A brief struggle, a few sharp lashes out with their feet, a tension in the muscles as I closed the loop tighter and once more silence reigned over the hall save for the soft shuffle of a body being dragged evac style with my BDU belt under his armpits, into a nearby janitorial cupboard.
A belt. It holds things up. Also kills people.
I took only a moment to search the body; a Sig 226, a few magazines, a single HE grenade and a flick knife. Nothing of any use compared to the tactical range provided by the BDU belt.
A brief moment to compose my thoughts and I made my way over to the door he had been guarding. A gentle try of the handle confirmed the door was locked. Wrapping the belt around the handle and fastening the buckle to create a hanging loop, I kicked down on the high density webbing, the Duraflex polymer buckle taking the impact as the force tore the handle off from its fitting, falling into my outstretched hand.
I tugged at my First Tactical Tactix Tactical trousers as they threatened to fall down around my knees.
With the belt hanging loose in my right hand, the flat of my left pressed against the door, I slowly pushed forward and entered the room in a crouch. Poorly lit again, I could see a large, rectangular window looking out onto the dark, stormy night as the operator sat with his back to me, his headset on, decoding transmissions from some far flung region.
Deaf as he was to my movements, I stood up and swiftly covered the space of the open floor between us, before a sharp movement in the operator told me I’d been seen. I realised too late that my reflection was cast on the window, and the operator leapt to his feet and spun around, fumbling in his side holster.
Leaping a few feet closer to him, I lashed out with a whipping action, the polymer buckle of the BDU cracking his jaw open and sending him unconscious to the ground. Grabbing the documents on his desk, I reached into the covert pocket on the inside of the BDU belt, and inserted the USB stick into the laptop sat on the table top. As I downloaded the contents of the drive, I put my heel through the VHF set for good measure.
Slipping the BDU belt back through the loops of the Tactix Tactical trousers, I struggled to get the belt tight enough. A lack of a roller bar meant that I had to continually adjust the length of the belt at the buckle in order to get the right tightness.
This got me killed
It was then that things went wrong. The door I’d came in through burst open, blinding light filled my gaze and I heard the first click and rattle of automatic fire as I careened backwards, out the window, still grasping the end of my belt as I tried one last time to tighten it, before plummeting to the ground and…..
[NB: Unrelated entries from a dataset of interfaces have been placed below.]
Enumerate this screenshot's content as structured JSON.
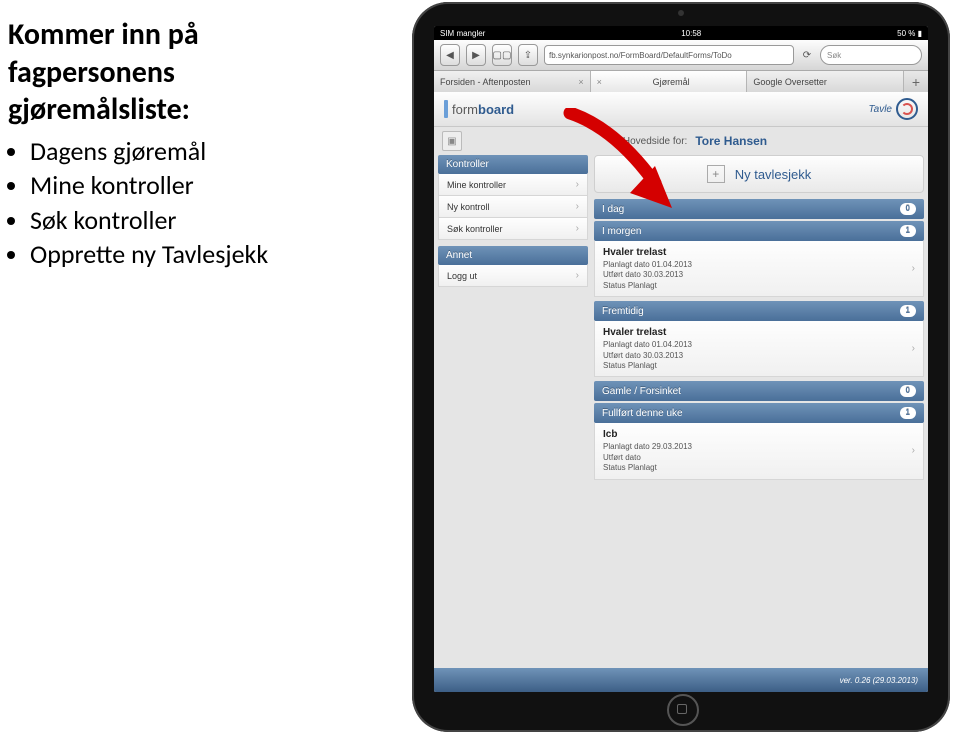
{
  "side": {
    "line1": "Kommer inn på",
    "line2": "fagpersonens",
    "line3": "gjøremålsliste:",
    "items": [
      "Dagens gjøremål",
      "Mine kontroller",
      "Søk kontroller",
      "Opprette ny Tavlesjekk"
    ]
  },
  "status": {
    "left": "SIM mangler",
    "center": "10:58",
    "right": "50 % ▮"
  },
  "toolbar": {
    "back": "◀",
    "fwd": "▶",
    "book": "▢▢",
    "share": "⇪",
    "url": "fb.synkarionpost.no/FormBoard/DefaultForms/ToDo",
    "reload": "⟳",
    "search_placeholder": "Søk"
  },
  "tabs": [
    {
      "label": "Forsiden - Aftenposten",
      "has_close": true,
      "active": false
    },
    {
      "label": "Gjøremål",
      "has_close": true,
      "active": true
    },
    {
      "label": "Google Oversetter",
      "has_close": false,
      "active": false
    }
  ],
  "brand": {
    "form": "form",
    "board": "board",
    "tavle": "Tavle"
  },
  "subhead": {
    "label": "Hovedside for:",
    "name": "Tore Hansen"
  },
  "left_sections": [
    {
      "header": "Kontroller",
      "rows": [
        "Mine kontroller",
        "Ny kontroll",
        "Søk kontroller"
      ]
    },
    {
      "header": "Annet",
      "rows": [
        "Logg ut"
      ]
    }
  ],
  "right": {
    "big_button": "Ny tavlesjekk",
    "groups": [
      {
        "header": "I dag",
        "count": "0",
        "items": []
      },
      {
        "header": "I morgen",
        "count": "1",
        "items": [
          {
            "title": "Hvaler trelast",
            "planlagt": "Planlagt dato 01.04.2013",
            "utfort": "Utført dato 30.03.2013",
            "status": "Status Planlagt"
          }
        ]
      },
      {
        "header": "Fremtidig",
        "count": "1",
        "items": [
          {
            "title": "Hvaler trelast",
            "planlagt": "Planlagt dato 01.04.2013",
            "utfort": "Utført dato 30.03.2013",
            "status": "Status Planlagt"
          }
        ]
      },
      {
        "header": "Gamle / Forsinket",
        "count": "0",
        "items": []
      },
      {
        "header": "Fullført denne uke",
        "count": "1",
        "items": [
          {
            "title": "Icb",
            "planlagt": "Planlagt dato 29.03.2013",
            "utfort": "Utført dato",
            "status": "Status Planlagt"
          }
        ]
      }
    ]
  },
  "footer": "ver. 0.26 (29.03.2013)"
}
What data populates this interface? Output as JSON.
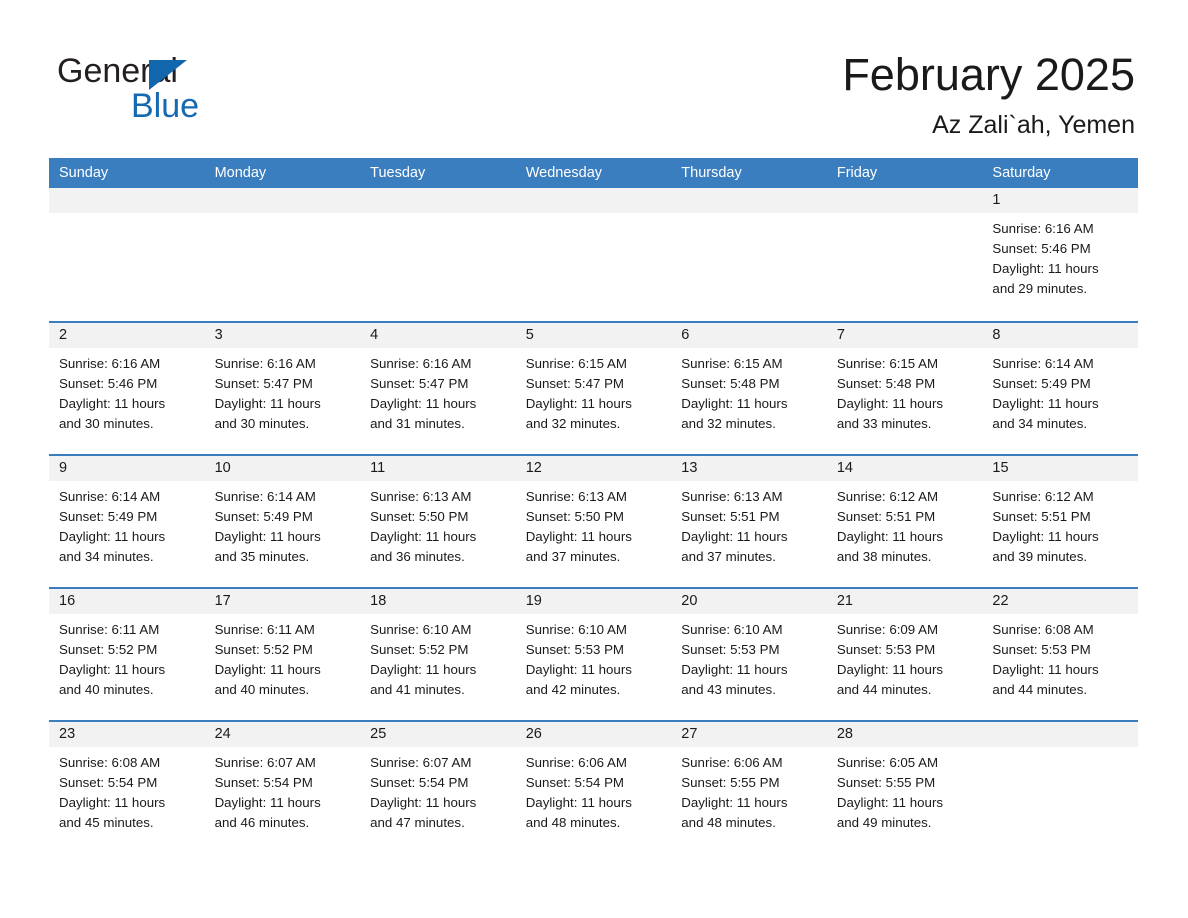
{
  "brand": {
    "name_part1": "General",
    "name_part2": "Blue",
    "accent_color": "#1569b0",
    "triangle_icon": "triangle-icon"
  },
  "header": {
    "month_title": "February 2025",
    "location": "Az Zali`ah, Yemen"
  },
  "calendar": {
    "header_bg": "#3a7ebf",
    "day_band_bg": "#f2f2f2",
    "weekdays": [
      "Sunday",
      "Monday",
      "Tuesday",
      "Wednesday",
      "Thursday",
      "Friday",
      "Saturday"
    ],
    "weeks": [
      [
        {
          "day": "",
          "empty": true
        },
        {
          "day": "",
          "empty": true
        },
        {
          "day": "",
          "empty": true
        },
        {
          "day": "",
          "empty": true
        },
        {
          "day": "",
          "empty": true
        },
        {
          "day": "",
          "empty": true
        },
        {
          "day": "1",
          "sunrise": "Sunrise: 6:16 AM",
          "sunset": "Sunset: 5:46 PM",
          "daylight1": "Daylight: 11 hours",
          "daylight2": "and 29 minutes."
        }
      ],
      [
        {
          "day": "2",
          "sunrise": "Sunrise: 6:16 AM",
          "sunset": "Sunset: 5:46 PM",
          "daylight1": "Daylight: 11 hours",
          "daylight2": "and 30 minutes."
        },
        {
          "day": "3",
          "sunrise": "Sunrise: 6:16 AM",
          "sunset": "Sunset: 5:47 PM",
          "daylight1": "Daylight: 11 hours",
          "daylight2": "and 30 minutes."
        },
        {
          "day": "4",
          "sunrise": "Sunrise: 6:16 AM",
          "sunset": "Sunset: 5:47 PM",
          "daylight1": "Daylight: 11 hours",
          "daylight2": "and 31 minutes."
        },
        {
          "day": "5",
          "sunrise": "Sunrise: 6:15 AM",
          "sunset": "Sunset: 5:47 PM",
          "daylight1": "Daylight: 11 hours",
          "daylight2": "and 32 minutes."
        },
        {
          "day": "6",
          "sunrise": "Sunrise: 6:15 AM",
          "sunset": "Sunset: 5:48 PM",
          "daylight1": "Daylight: 11 hours",
          "daylight2": "and 32 minutes."
        },
        {
          "day": "7",
          "sunrise": "Sunrise: 6:15 AM",
          "sunset": "Sunset: 5:48 PM",
          "daylight1": "Daylight: 11 hours",
          "daylight2": "and 33 minutes."
        },
        {
          "day": "8",
          "sunrise": "Sunrise: 6:14 AM",
          "sunset": "Sunset: 5:49 PM",
          "daylight1": "Daylight: 11 hours",
          "daylight2": "and 34 minutes."
        }
      ],
      [
        {
          "day": "9",
          "sunrise": "Sunrise: 6:14 AM",
          "sunset": "Sunset: 5:49 PM",
          "daylight1": "Daylight: 11 hours",
          "daylight2": "and 34 minutes."
        },
        {
          "day": "10",
          "sunrise": "Sunrise: 6:14 AM",
          "sunset": "Sunset: 5:49 PM",
          "daylight1": "Daylight: 11 hours",
          "daylight2": "and 35 minutes."
        },
        {
          "day": "11",
          "sunrise": "Sunrise: 6:13 AM",
          "sunset": "Sunset: 5:50 PM",
          "daylight1": "Daylight: 11 hours",
          "daylight2": "and 36 minutes."
        },
        {
          "day": "12",
          "sunrise": "Sunrise: 6:13 AM",
          "sunset": "Sunset: 5:50 PM",
          "daylight1": "Daylight: 11 hours",
          "daylight2": "and 37 minutes."
        },
        {
          "day": "13",
          "sunrise": "Sunrise: 6:13 AM",
          "sunset": "Sunset: 5:51 PM",
          "daylight1": "Daylight: 11 hours",
          "daylight2": "and 37 minutes."
        },
        {
          "day": "14",
          "sunrise": "Sunrise: 6:12 AM",
          "sunset": "Sunset: 5:51 PM",
          "daylight1": "Daylight: 11 hours",
          "daylight2": "and 38 minutes."
        },
        {
          "day": "15",
          "sunrise": "Sunrise: 6:12 AM",
          "sunset": "Sunset: 5:51 PM",
          "daylight1": "Daylight: 11 hours",
          "daylight2": "and 39 minutes."
        }
      ],
      [
        {
          "day": "16",
          "sunrise": "Sunrise: 6:11 AM",
          "sunset": "Sunset: 5:52 PM",
          "daylight1": "Daylight: 11 hours",
          "daylight2": "and 40 minutes."
        },
        {
          "day": "17",
          "sunrise": "Sunrise: 6:11 AM",
          "sunset": "Sunset: 5:52 PM",
          "daylight1": "Daylight: 11 hours",
          "daylight2": "and 40 minutes."
        },
        {
          "day": "18",
          "sunrise": "Sunrise: 6:10 AM",
          "sunset": "Sunset: 5:52 PM",
          "daylight1": "Daylight: 11 hours",
          "daylight2": "and 41 minutes."
        },
        {
          "day": "19",
          "sunrise": "Sunrise: 6:10 AM",
          "sunset": "Sunset: 5:53 PM",
          "daylight1": "Daylight: 11 hours",
          "daylight2": "and 42 minutes."
        },
        {
          "day": "20",
          "sunrise": "Sunrise: 6:10 AM",
          "sunset": "Sunset: 5:53 PM",
          "daylight1": "Daylight: 11 hours",
          "daylight2": "and 43 minutes."
        },
        {
          "day": "21",
          "sunrise": "Sunrise: 6:09 AM",
          "sunset": "Sunset: 5:53 PM",
          "daylight1": "Daylight: 11 hours",
          "daylight2": "and 44 minutes."
        },
        {
          "day": "22",
          "sunrise": "Sunrise: 6:08 AM",
          "sunset": "Sunset: 5:53 PM",
          "daylight1": "Daylight: 11 hours",
          "daylight2": "and 44 minutes."
        }
      ],
      [
        {
          "day": "23",
          "sunrise": "Sunrise: 6:08 AM",
          "sunset": "Sunset: 5:54 PM",
          "daylight1": "Daylight: 11 hours",
          "daylight2": "and 45 minutes."
        },
        {
          "day": "24",
          "sunrise": "Sunrise: 6:07 AM",
          "sunset": "Sunset: 5:54 PM",
          "daylight1": "Daylight: 11 hours",
          "daylight2": "and 46 minutes."
        },
        {
          "day": "25",
          "sunrise": "Sunrise: 6:07 AM",
          "sunset": "Sunset: 5:54 PM",
          "daylight1": "Daylight: 11 hours",
          "daylight2": "and 47 minutes."
        },
        {
          "day": "26",
          "sunrise": "Sunrise: 6:06 AM",
          "sunset": "Sunset: 5:54 PM",
          "daylight1": "Daylight: 11 hours",
          "daylight2": "and 48 minutes."
        },
        {
          "day": "27",
          "sunrise": "Sunrise: 6:06 AM",
          "sunset": "Sunset: 5:55 PM",
          "daylight1": "Daylight: 11 hours",
          "daylight2": "and 48 minutes."
        },
        {
          "day": "28",
          "sunrise": "Sunrise: 6:05 AM",
          "sunset": "Sunset: 5:55 PM",
          "daylight1": "Daylight: 11 hours",
          "daylight2": "and 49 minutes."
        },
        {
          "day": "",
          "empty": true
        }
      ]
    ]
  }
}
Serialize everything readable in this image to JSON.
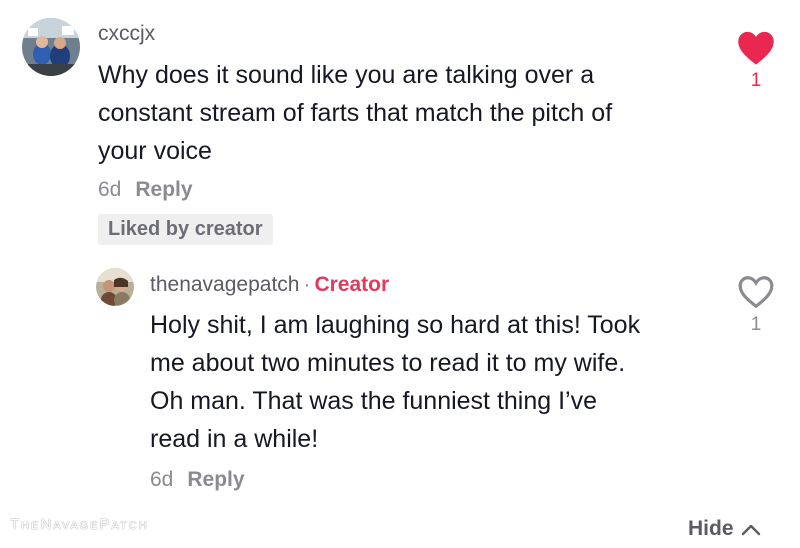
{
  "comment": {
    "username": "cxccjx",
    "text_lines": [
      "Why does it sound like you are talking over a",
      "constant stream of farts that match the pitch of",
      "your voice"
    ],
    "age": "6d",
    "reply_label": "Reply",
    "liked_by_creator": "Liked by creator",
    "like_count": "1",
    "liked": true
  },
  "reply": {
    "username": "thenavagepatch",
    "separator": "·",
    "creator_label": "Creator",
    "text_lines": [
      "Holy shit, I am laughing so hard at this! Took",
      "me about two minutes to read it to my wife.",
      "Oh man. That was the funniest thing I’ve",
      "read in a while!"
    ],
    "age": "6d",
    "reply_label": "Reply",
    "like_count": "1",
    "liked": false
  },
  "hide_label": "Hide",
  "watermark": "TheNavagePatch",
  "colors": {
    "heart_filled": "#ea284f",
    "creator": "#e2395d",
    "count_liked": "#ea284f"
  }
}
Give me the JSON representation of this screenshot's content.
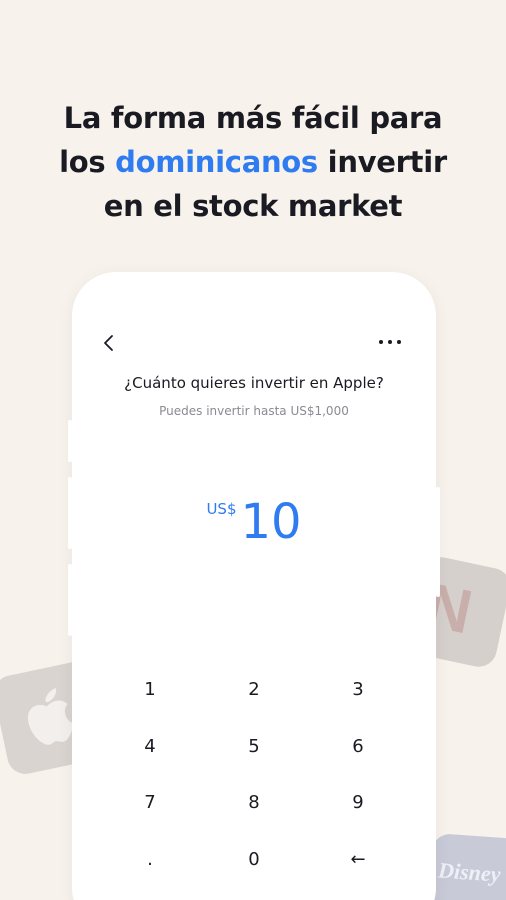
{
  "headline": {
    "line1": "La forma más fácil para",
    "line2_pre": "los ",
    "line2_accent": "dominicanos",
    "line2_post": " invertir",
    "line3": "en el stock market"
  },
  "colors": {
    "background": "#f8f2ec",
    "accent": "#2f7bf0",
    "text": "#1a1a22",
    "muted": "#8a8a92"
  },
  "app": {
    "question": "¿Cuánto quieres invertir en Apple?",
    "hint": "Puedes invertir hasta US$1,000",
    "currency": "US$",
    "amount": "10",
    "icons": {
      "back": "chevron-left-icon",
      "more": "more-horizontal-icon"
    },
    "keypad": {
      "k1": "1",
      "k2": "2",
      "k3": "3",
      "k4": "4",
      "k5": "5",
      "k6": "6",
      "k7": "7",
      "k8": "8",
      "k9": "9",
      "kdot": ".",
      "k0": "0",
      "kback": "←"
    }
  },
  "background_logos": [
    "apple-logo-icon",
    "netflix-logo-icon",
    "disney-logo-icon"
  ],
  "logo_text": {
    "netflix": "N",
    "disney": "Disney"
  }
}
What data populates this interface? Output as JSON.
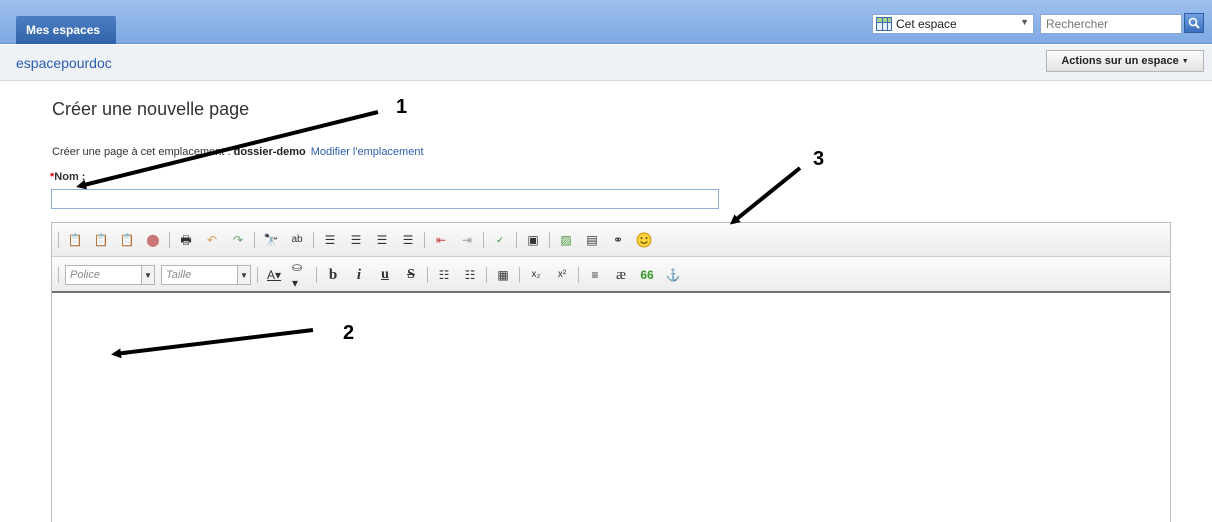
{
  "topbar": {
    "spaces_tab": "Mes espaces",
    "scope_select": "Cet espace",
    "search_placeholder": "Rechercher"
  },
  "subbar": {
    "space_name": "espacepourdoc",
    "actions_button": "Actions sur un espace"
  },
  "form": {
    "page_title": "Créer une nouvelle page",
    "location_prefix": "Créer une page à cet emplacement : ",
    "location_folder": "dossier-demo",
    "modify_link": "Modifier l'emplacement",
    "required_mark": "*",
    "name_label": "Nom :",
    "name_value": ""
  },
  "editor": {
    "font_dropdown": "Police",
    "size_dropdown": "Taille"
  },
  "annotations": {
    "label_1": "1",
    "label_2": "2",
    "label_3": "3"
  },
  "icons": {
    "search": "magnifier-icon",
    "emoticon": "smiley-icon"
  }
}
It was then I woke up in a cold sweat, back home, wondering how the hell I was going to review a belt.
* Warning – May contain more fiction than Bravo 20